### [About this exercise]
Would you reproduce every record exactly, leaving out the pictures?

Website and app data records
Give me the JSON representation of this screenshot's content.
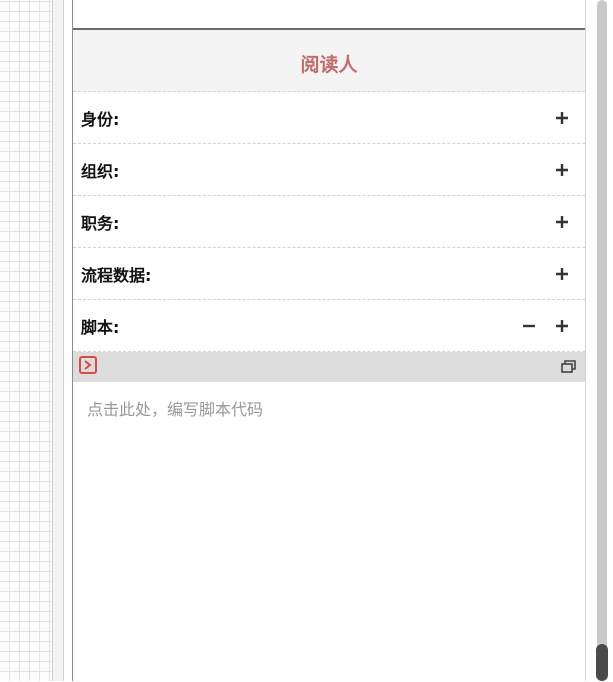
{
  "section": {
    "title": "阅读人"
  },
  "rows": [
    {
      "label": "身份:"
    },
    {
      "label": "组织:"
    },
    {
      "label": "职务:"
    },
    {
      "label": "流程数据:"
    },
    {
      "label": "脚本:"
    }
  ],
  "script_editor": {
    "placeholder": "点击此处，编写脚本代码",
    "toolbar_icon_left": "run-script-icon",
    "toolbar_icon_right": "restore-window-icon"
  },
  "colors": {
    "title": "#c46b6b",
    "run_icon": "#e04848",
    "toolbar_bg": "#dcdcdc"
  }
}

### [Answer section]
Give me the JSON representation of this screenshot's content.
{
  "section": {
    "title": "阅读人"
  },
  "rows": [
    {
      "label": "身份:"
    },
    {
      "label": "组织:"
    },
    {
      "label": "职务:"
    },
    {
      "label": "流程数据:"
    },
    {
      "label": "脚本:"
    }
  ],
  "script_editor": {
    "placeholder": "点击此处，编写脚本代码",
    "toolbar_icon_left": "run-script-icon",
    "toolbar_icon_right": "restore-window-icon"
  },
  "colors": {
    "title": "#c46b6b",
    "run_icon": "#e04848",
    "toolbar_bg": "#dcdcdc"
  }
}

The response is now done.